*TASK TO COMPLETE*
Each line of the data below should be repeated exactly.

╔══

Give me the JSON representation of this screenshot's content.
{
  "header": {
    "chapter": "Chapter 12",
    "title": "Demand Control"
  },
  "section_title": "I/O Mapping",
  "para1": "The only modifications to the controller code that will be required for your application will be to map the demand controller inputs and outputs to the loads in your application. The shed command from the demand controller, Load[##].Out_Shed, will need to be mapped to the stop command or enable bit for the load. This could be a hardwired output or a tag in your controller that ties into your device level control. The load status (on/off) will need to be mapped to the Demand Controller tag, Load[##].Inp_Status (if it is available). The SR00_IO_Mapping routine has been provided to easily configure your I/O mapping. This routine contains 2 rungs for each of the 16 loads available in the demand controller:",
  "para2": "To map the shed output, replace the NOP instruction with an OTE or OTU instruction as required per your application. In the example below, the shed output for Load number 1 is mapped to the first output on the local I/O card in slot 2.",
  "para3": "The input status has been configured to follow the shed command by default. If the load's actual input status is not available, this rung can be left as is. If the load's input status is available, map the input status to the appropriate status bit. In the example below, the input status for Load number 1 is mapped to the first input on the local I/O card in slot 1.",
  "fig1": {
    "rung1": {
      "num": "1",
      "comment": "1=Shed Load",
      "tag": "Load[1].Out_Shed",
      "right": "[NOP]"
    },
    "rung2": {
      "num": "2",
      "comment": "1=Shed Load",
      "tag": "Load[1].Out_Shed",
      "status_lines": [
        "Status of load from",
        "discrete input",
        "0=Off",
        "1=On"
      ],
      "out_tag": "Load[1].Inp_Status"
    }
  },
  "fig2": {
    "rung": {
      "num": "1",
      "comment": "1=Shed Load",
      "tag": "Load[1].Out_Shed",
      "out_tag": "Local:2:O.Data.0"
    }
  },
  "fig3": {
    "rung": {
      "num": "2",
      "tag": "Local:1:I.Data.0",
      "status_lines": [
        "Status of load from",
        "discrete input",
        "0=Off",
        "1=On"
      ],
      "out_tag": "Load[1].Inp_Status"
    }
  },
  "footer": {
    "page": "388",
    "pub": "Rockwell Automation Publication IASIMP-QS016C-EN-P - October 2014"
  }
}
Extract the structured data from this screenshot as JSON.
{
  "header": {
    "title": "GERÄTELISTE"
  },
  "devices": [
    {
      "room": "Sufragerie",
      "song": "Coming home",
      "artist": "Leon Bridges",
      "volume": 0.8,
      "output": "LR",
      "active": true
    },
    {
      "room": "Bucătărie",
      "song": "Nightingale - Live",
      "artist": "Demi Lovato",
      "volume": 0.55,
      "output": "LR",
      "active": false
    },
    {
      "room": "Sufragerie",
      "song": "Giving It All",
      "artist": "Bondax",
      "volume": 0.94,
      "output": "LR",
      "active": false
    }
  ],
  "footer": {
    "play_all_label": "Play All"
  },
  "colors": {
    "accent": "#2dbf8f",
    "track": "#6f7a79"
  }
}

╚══

*RESULT*
Give me the JSON representation of this screenshot's content.
{
  "header": {
    "chapter": "Chapter 12",
    "title": "Demand Control"
  },
  "section_title": "I/O Mapping",
  "para1": "The only modifications to the controller code that will be required for your application will be to map the demand controller inputs and outputs to the loads in your application. The shed command from the demand controller, Load[##].Out_Shed, will need to be mapped to the stop command or enable bit for the load. This could be a hardwired output or a tag in your controller that ties into your device level control. The load status (on/off) will need to be mapped to the Demand Controller tag, Load[##].Inp_Status (if it is available). The SR00_IO_Mapping routine has been provided to easily configure your I/O mapping. This routine contains 2 rungs for each of the 16 loads available in the demand controller:",
  "para2": "To map the shed output, replace the NOP instruction with an OTE or OTU instruction as required per your application. In the example below, the shed output for Load number 1 is mapped to the first output on the local I/O card in slot 2.",
  "para3": "The input status has been configured to follow the shed command by default. If the load's actual input status is not available, this rung can be left as is. If the load's input status is available, map the input status to the appropriate status bit. In the example below, the input status for Load number 1 is mapped to the first input on the local I/O card in slot 1.",
  "fig1": {
    "rung1": {
      "num": "1",
      "comment": "1=Shed Load",
      "tag": "Load[1].Out_Shed",
      "right": "[NOP]"
    },
    "rung2": {
      "num": "2",
      "comment": "1=Shed Load",
      "tag": "Load[1].Out_Shed",
      "status_lines": [
        "Status of load from",
        "discrete input",
        "0=Off",
        "1=On"
      ],
      "out_tag": "Load[1].Inp_Status"
    }
  },
  "fig2": {
    "rung": {
      "num": "1",
      "comment": "1=Shed Load",
      "tag": "Load[1].Out_Shed",
      "out_tag": "Local:2:O.Data.0"
    }
  },
  "fig3": {
    "rung": {
      "num": "2",
      "tag": "Local:1:I.Data.0",
      "status_lines": [
        "Status of load from",
        "discrete input",
        "0=Off",
        "1=On"
      ],
      "out_tag": "Load[1].Inp_Status"
    }
  },
  "footer": {
    "page": "388",
    "pub": "Rockwell Automation Publication IASIMP-QS016C-EN-P - October 2014"
  }
}
Extract the structured data from this screenshot as JSON.
{
  "header": {
    "title": "GERÄTELISTE"
  },
  "devices": [
    {
      "room": "Sufragerie",
      "song": "Coming home",
      "artist": "Leon Bridges",
      "volume": 0.8,
      "output": "LR",
      "active": true
    },
    {
      "room": "Bucătărie",
      "song": "Nightingale - Live",
      "artist": "Demi Lovato",
      "volume": 0.55,
      "output": "LR",
      "active": false
    },
    {
      "room": "Sufragerie",
      "song": "Giving It All",
      "artist": "Bondax",
      "volume": 0.94,
      "output": "LR",
      "active": false
    }
  ],
  "footer": {
    "play_all_label": "Play All"
  },
  "colors": {
    "accent": "#2dbf8f",
    "track": "#6f7a79"
  }
}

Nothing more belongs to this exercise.